Living in Stoke Newington
By Nia Charpentier
Like many areas of London, Stoke Newington used to be a bit on the rough side and probably not somewhere you'd want to spend a Saturday afternoon. But at some point during the 1990s, a series of restaurants, delis and boutiques started popping up and now N16 is one of the most desirable postcodes in north London. Ah gentrification!
Stoke Newington is in the borough of Hackney, and is relatively close to Dalston and Shoreditch to the south, Finsbury Park to the north west, Haringey to the north and Clapton and Homorton to the east. Church Street has become the main area for independent shops, bars, various eateries and a farmers' market every Sunday. Joining it is the High Street which is home to cheaper shops, pubs and the start of a stretch of Turkish restaurants who runs all the way down to Dalson.
As a largely residential area, Church Street and the roads leading off it are made up of Victorian style terraced houses with a few housing estates scattered around. Rent prices are rising all the time, particularly in N16, but cheaper properties can be found as you go towards the Green Lanes side of Clissold Park or towards Clapton and Hackney Downs.
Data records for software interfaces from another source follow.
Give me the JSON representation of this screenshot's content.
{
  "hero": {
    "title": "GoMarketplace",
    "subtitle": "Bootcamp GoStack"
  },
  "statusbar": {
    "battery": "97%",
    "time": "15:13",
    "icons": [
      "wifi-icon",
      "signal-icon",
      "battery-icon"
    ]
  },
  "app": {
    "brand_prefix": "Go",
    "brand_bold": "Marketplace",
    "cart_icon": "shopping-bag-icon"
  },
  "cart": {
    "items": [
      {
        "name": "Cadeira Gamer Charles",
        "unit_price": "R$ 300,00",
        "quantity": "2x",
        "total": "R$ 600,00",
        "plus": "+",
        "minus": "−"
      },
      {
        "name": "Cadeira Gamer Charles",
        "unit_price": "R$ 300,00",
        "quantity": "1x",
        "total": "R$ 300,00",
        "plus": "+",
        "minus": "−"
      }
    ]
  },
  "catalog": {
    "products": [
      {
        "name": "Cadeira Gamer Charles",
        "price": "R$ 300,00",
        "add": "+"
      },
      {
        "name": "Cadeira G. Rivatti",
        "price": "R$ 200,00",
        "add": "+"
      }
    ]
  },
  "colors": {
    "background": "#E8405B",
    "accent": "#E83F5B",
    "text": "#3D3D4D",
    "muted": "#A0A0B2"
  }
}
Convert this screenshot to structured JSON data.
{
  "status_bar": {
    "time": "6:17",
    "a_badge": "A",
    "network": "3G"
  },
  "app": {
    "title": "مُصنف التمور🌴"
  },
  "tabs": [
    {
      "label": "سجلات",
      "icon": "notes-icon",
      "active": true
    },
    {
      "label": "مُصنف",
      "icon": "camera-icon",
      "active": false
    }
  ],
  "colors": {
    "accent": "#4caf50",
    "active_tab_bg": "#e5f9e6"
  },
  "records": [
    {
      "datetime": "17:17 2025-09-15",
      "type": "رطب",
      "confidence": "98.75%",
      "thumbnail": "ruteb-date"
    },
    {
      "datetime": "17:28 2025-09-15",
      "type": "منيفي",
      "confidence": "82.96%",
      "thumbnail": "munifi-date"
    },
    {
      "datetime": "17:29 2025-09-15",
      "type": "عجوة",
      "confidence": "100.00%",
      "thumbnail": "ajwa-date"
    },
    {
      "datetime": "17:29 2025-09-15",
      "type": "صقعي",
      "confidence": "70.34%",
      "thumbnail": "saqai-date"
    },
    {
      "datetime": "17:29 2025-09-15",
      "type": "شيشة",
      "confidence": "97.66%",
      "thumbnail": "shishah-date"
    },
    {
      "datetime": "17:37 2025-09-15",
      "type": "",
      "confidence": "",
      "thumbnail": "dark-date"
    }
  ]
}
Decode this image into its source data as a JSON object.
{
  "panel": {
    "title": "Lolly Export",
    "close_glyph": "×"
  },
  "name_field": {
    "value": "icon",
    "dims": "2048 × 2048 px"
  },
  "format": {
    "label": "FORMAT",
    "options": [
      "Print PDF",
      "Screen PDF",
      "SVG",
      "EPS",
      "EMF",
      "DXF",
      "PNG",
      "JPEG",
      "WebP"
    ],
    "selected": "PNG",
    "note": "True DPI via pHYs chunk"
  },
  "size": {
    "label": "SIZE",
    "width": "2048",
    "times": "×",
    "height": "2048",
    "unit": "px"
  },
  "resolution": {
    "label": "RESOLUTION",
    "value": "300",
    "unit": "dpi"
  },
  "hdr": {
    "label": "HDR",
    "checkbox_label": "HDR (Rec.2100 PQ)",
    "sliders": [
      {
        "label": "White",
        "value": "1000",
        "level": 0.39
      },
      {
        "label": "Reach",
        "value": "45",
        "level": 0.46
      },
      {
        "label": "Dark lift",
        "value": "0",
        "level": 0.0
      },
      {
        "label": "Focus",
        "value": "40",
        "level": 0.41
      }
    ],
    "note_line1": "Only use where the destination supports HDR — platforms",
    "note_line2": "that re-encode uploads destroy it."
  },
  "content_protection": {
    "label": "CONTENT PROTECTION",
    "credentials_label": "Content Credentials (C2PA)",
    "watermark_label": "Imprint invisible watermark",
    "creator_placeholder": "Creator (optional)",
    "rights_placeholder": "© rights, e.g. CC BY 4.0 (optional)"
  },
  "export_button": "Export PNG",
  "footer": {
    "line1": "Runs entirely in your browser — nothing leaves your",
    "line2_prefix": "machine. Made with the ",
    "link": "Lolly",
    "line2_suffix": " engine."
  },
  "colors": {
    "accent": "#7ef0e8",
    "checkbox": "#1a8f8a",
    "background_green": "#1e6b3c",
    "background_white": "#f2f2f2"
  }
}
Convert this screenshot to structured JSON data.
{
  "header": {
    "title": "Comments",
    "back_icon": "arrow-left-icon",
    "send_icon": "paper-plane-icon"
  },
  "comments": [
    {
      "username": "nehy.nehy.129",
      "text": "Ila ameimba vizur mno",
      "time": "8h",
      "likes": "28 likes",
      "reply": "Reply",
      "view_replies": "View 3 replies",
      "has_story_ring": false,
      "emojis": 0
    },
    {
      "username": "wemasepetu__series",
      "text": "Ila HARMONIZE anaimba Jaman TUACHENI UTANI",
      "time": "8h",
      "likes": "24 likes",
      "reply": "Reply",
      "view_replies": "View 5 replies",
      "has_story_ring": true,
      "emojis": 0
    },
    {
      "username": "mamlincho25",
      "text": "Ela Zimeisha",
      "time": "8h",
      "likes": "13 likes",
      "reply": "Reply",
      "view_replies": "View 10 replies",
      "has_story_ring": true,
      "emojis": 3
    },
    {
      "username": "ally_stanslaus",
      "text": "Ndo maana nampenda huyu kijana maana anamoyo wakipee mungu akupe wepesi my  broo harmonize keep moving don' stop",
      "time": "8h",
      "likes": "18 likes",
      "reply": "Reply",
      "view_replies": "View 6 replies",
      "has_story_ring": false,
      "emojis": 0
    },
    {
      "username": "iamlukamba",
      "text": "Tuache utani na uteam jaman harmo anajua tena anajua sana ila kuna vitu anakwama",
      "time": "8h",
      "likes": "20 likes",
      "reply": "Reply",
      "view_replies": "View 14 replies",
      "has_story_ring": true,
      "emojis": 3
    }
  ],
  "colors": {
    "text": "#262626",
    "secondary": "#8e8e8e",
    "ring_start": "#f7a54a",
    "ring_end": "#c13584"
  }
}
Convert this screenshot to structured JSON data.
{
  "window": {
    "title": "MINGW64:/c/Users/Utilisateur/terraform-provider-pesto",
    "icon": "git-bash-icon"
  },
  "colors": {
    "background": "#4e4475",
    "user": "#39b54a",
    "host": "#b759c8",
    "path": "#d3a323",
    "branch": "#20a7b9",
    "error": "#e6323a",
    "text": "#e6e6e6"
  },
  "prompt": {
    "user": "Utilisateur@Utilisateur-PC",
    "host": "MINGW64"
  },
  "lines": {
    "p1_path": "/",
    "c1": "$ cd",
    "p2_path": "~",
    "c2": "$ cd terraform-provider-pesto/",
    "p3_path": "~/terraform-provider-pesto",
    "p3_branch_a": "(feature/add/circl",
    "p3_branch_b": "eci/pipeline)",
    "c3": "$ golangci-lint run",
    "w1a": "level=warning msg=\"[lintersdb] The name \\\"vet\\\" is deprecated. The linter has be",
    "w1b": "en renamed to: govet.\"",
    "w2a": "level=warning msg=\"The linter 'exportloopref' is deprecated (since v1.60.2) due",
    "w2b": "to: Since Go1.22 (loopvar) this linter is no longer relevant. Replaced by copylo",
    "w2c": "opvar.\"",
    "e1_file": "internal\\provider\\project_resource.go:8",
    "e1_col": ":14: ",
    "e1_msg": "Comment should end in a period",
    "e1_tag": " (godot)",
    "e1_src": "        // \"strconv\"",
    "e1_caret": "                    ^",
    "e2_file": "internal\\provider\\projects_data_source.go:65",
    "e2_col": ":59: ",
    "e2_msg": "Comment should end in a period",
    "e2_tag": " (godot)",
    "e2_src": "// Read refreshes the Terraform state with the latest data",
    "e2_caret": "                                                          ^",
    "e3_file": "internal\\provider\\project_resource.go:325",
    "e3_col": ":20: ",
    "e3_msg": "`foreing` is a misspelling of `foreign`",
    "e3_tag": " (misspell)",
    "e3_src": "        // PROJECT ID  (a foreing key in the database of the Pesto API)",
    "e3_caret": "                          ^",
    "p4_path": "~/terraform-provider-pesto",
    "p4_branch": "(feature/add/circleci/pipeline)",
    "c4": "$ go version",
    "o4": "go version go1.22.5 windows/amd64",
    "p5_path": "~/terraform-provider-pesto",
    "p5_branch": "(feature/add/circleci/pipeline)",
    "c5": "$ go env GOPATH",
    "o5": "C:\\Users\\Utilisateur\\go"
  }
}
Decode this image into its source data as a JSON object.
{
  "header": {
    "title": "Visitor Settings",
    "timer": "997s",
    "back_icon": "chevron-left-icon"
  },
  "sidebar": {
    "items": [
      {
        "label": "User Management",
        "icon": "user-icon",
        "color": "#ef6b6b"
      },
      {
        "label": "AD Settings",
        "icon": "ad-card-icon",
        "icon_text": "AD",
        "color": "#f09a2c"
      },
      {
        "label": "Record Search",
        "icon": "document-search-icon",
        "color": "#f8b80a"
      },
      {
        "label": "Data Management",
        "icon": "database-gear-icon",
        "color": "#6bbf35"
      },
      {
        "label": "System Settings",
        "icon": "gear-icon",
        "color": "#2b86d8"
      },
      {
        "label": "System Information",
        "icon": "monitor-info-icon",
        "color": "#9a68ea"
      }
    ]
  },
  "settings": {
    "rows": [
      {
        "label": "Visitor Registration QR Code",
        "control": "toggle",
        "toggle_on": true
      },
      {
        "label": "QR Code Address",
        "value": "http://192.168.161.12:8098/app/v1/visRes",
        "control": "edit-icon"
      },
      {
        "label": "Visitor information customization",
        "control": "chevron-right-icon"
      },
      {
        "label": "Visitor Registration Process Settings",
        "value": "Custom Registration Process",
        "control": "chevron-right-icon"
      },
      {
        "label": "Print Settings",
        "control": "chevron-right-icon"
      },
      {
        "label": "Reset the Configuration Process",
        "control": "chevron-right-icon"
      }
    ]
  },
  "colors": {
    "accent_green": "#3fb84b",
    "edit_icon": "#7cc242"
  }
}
Despite the gentrification, Stoke Newington is thankfully still a mixed bag in terms of people. There are prominent Turkish and Kurdish communities as well as plenty of yummy mummies, hipster types and those born and bred in the area.
Pubs, Clubs and Entertainment
Stoke Newington has more of a pub than a club scene. Although saying that, on any given weekend you will easily stumble upon a late night haunt, often in the basement of one of the Turkish cafes on the High Street. Church Street is also following suit with several bars like The Baby Bathhouse and The Drop which stay open late. There are no shortages of pubs, mainly traditional gastro type ones like The Rose & Crown and The Jolly Butcher selling real ale and ciders rather than cocktails. Although The Three Crowns does make a mean mojito. A little way down the High Street towards Dalston there's also an independent cinema called The Rio, showing mainstream as well as art house type films.
Clissold Park is the area's main green space. It's large, relatively flat and is home to a cafe, an animal and bird sanctuary, an adventure playground and in the summer months there is also a large paddling pool. It gets pretty busy at weekends, mainly with joggers, families and trendy Stokey types with their cappuccinos.
Shops, Restaurants and Takeaways
The amount of restaurants around is definitely one of Stoke Newington's strongest points. Even thought the area has a strong Turkish community, the variety of food on offer spans several continents. Rasa, which has two restaurants opposite one another, one meat and one veggie, serves up some of the best south Indian food in London (in my humble opinion).
There is also a very good late night Roman pizza joint called Datte Foco (which means “Go set yourself on fire” which is probably the rudest thing you can say to someone in Rome, but don't let that put you off).
The Coach & Horses is a pub that also serves up very tasty Thai food at reasonable prices, or if you want high end Thai food, Yum Yums has had rave reviews. Church Street is also a bit of a brunch destination, and places like The Blue Lagoon and Homa are very popular and fill up quickly at weekends.
In terms of shopping, more and more vintage and boutique clothes stores are popping up, as well as hair and beauty salons, florists and shops selling baby clothes, gifts and cards. Food wise, a very trendy looking butcher's has just opened, simply called "Meat N16". And for the less carnivorous there's Fresh & Wild, an all organic but pretty pricey supermarket. There are also a number of places selling second hand furniture off some of the side streets if you want some retro bits for your bedroom.
Church Street has managed to keep relatively chain free, with only a Nando's having snuck its way in. Chains are a bit more prominent on the High Street with an Iceland, a few banks, some fast food chains and a small Sainsbury's. There's a farmer's market at the Church at the south end of the High Street.
Like many places in Hackney, Stoke Newington has no tube (although the Seven Sister's stop on the Victoria Line isn't too far away), but plenty of regular buses going in all directions including night buses. There's the 73 which goes from Victoria all the way to Seven Sisters around the clock, so is often full of party people at night time. From the High street you can get pretty much any bus down to Dalston or Shoreditch, including the 149 which goes all the way to London Bridge, or the 243 and 76 which go to Waterloo.
There's also an overland rail line to Liverpool Street, Cheshunt, Enfield, Richmond, Clapham or Stratford from Stoke Newington station. The nearest tube stations are either Manor House (Piccadilly Line), Finsbury Park (Victoria and Piccadilly Line) or Angel (Northern Line) but these are at least a good 20 minute bus ride away.
AREAS OF LONDON